The role of life-course immunisation in healthy ageing

Overview of Malaysia’s ageing landscape

In Malaysia, the percentage of individuals aged 65 and above will increase from approximately 7% in 2022, to 17% in 2050, transforming the demographic status from an ageing to aged society.[i]

With an ageing population, there will be a greater demand in healthcare and eldercare services to treat chronic and infectious diseases, as the likelihood of developing serious complications increases as individuals age due to frailty and weakened immune systems. For example, older adults are disproportionately affected by influenza, with those aged 65 and above accounting for up to 70% and 85% of influenza-related hospitalisations and mortality, respectively.[ii] This means that there is an urgent need to keep populations healthy, by focusing on preventive health such as life-course immunisation.

Tracking the progress of Malaysia’s healthy ageing and life-course immunisation agenda

Despite the benefits of vaccination, Malaysia has yet to recognise the importance of life-course immunisation as an important pillar of healthy ageing – Malaysia does not have a population-wide adult immunisation programme, as the National Immunisation Programme currently focuses on childhood vaccination.

The Ministry of Health in Malaysia has a list of recommendations for adult immunisation, including for high-risk groups, such as older adults and those with chronic conditions.[i] For example, annual vaccination against influenza is recommended for all individuals aged 6 months and above throughout the year. The third edition of the guidelines from the Malaysian Society of Infectious Diseases and Chemotherapy further recommends annual influenza vaccinations for older adults in nursing homes and hospital wards.[ii] While these recommendations exist, they are not widely conveyed or implemented, as they are not mandatory nor provided for free or subsidised.
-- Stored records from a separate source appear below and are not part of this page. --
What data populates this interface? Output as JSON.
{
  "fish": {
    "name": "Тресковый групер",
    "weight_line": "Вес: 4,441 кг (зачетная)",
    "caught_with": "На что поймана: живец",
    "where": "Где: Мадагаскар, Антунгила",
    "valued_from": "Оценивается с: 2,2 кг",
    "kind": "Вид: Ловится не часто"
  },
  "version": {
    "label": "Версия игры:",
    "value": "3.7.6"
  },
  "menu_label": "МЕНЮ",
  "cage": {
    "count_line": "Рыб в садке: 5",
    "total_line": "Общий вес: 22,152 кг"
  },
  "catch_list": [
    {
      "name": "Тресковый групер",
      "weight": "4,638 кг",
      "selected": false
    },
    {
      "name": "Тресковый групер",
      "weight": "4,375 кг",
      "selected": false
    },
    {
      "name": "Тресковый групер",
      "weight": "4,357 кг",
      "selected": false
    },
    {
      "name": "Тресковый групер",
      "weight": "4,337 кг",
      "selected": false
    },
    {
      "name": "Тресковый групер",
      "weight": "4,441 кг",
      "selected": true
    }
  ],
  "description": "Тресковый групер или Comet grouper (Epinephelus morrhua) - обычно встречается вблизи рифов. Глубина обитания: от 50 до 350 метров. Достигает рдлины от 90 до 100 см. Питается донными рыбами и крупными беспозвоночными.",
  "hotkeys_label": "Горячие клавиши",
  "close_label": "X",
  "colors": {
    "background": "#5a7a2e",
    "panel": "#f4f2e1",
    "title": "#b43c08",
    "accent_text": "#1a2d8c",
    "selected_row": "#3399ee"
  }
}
As such, the uptake beyond childhood vaccination is low in Malaysia. For example, the estimated coverage of influenza vaccination among adults is 3%.[iii] This is still far below the coverage rate in other ASEAN Member States and the target set out by the World Health Organization at 75% to prevent annual epidemics.[iv]

That said, Malaysia has strengthened its policies in proactively addressing the impact of ageing populations. In Malaysia, the topic of healthy ageing has been articulated in various ministerial policy and development papers. In 2011, the National Policy for Older Persons was implemented by the Ministry of Women, Family and Community Development, which complemented efforts by the Ministry of Health’s National Health Policy for Older Persons in 2008.[v]
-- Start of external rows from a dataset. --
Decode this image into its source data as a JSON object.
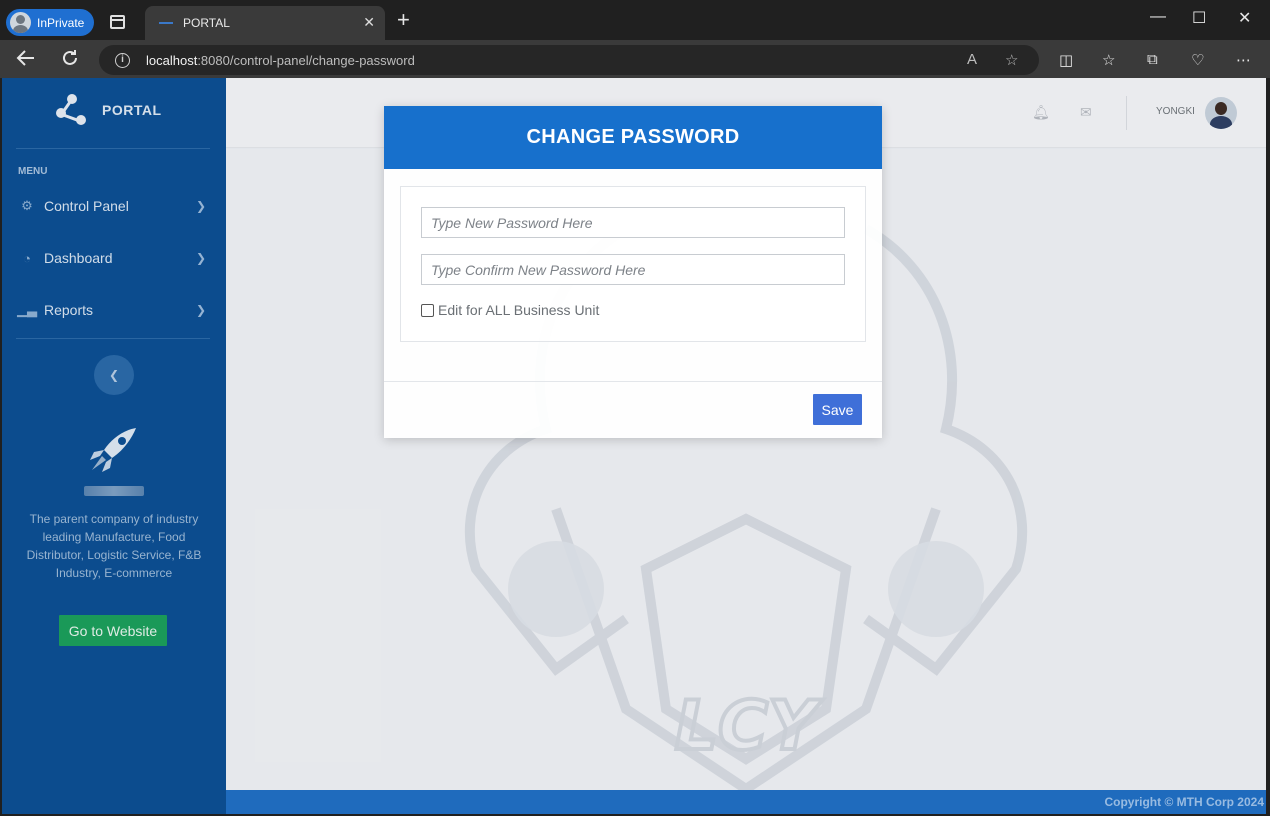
{
  "browser": {
    "profile_label": "InPrivate",
    "tab_title": "PORTAL",
    "tab_close": "✕",
    "new_tab": "+",
    "url_host": "localhost",
    "url_path": ":8080/control-panel/change-password",
    "window_minimize": "—",
    "window_maximize": "☐",
    "window_close": "✕"
  },
  "sidebar": {
    "brand": "PORTAL",
    "menu_label": "MENU",
    "items": [
      {
        "label": "Control Panel",
        "icon": "gear-icon"
      },
      {
        "label": "Dashboard",
        "icon": "gauge-icon"
      },
      {
        "label": "Reports",
        "icon": "chart-icon"
      }
    ],
    "description": "The parent company of industry leading Manufacture, Food Distributor, Logistic Service, F&B Industry, E-commerce",
    "cta": "Go to Website"
  },
  "topbar": {
    "user_name": "YONGKI"
  },
  "modal": {
    "title": "CHANGE PASSWORD",
    "new_password_placeholder": "Type New Password Here",
    "confirm_password_placeholder": "Type Confirm New Password Here",
    "checkbox_label": "Edit for ALL Business Unit",
    "save_label": "Save"
  },
  "footer": {
    "copyright": "Copyright © MTH Corp 2024"
  },
  "colors": {
    "sidebar_bg": "#0b4f93",
    "modal_header": "#1770cc",
    "save_button": "#3f6fd8",
    "cta_button": "#1aa05a",
    "footer_bg": "#1f6fc4"
  }
}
There is an opportunity to tap into these existing policies in order to strengthen the life-course immunisation agenda in healthy ageing.

Key challenges and solutions

At a 2022 roundtable discussion among various stakeholders in Malaysia, supported by Ageing Asia and Sanofi, experts discussed the key challenges and solutions including:

Recognising the importance of life-course immunisation

While Malaysia doesn’t yet have a population-wide adult immunisation programme, the country has progressive policies in addressing the coming challenges of an ageing demographic, and have learnings from a highly successful paediatric immunisation programme to leverage off in applying the learnings to a life-course immunisation programme.

Awareness and education

Awareness and understanding of the benefits of vaccination and the impact and complications of vaccine-preventable diseases remains low among the public, compounded by low advocacy from healthcare professionals.


Malaysia Key Takeaways – ‘The Decade of Healthy Ageing in ASEAN: Role of Life-course Immunisation’
Malaysia Key Takeaways and Action Plan – ‘Healthy Ageing and Life-course Immunisation Policy Dialogue’

Overview References:

[i] United Nations, Department of Economic and Social Affairs, Population Division. (2019). Probabilistic Population Projections Rev. 1 based on the World Population Prospects 2019 Rev. 1. [Online]. Available from:

[ii] Centers for Disease Control and Prevention (CDC). (2022). Flu & people 65 years and older. [Online]. Available from: [Accessed July 2022].

[iii] Ministry of Health Malaysia. (2022). Immunization schedule for the elderly. [Online]. Available from: [Accessed July 2022].

[iv] Malaysian Society of Infectious Diseases and Chemotherapy. (2020). Guidelines for adult immunization: 3rd edition. [Online]. Available from: [Accessed July 2022].

[v] Kamaruzzaman SB, Pang Y-K, Sekawi Z, et al. (2021). Perspectives on influenza in older adults in Malaysia: Insights into action on vaccination for high-risk adults. Ipsos. [Online]. Available from: [Accessed July 2022].

[vi] World Health Organization. (2003). Fifty-sixth World Health Assembly: WHA56.19: Agenda item 14.14: Prevention and control of influenza pandemics and annual epidemics. [Online]. Available from: [Accessed June 2022].

[vii] Radhi NAM & Arumugam T. (2019). Are we ready for an ageing Malaysia? New Straits Times. [Online]. Available from: [Accessed July 2022].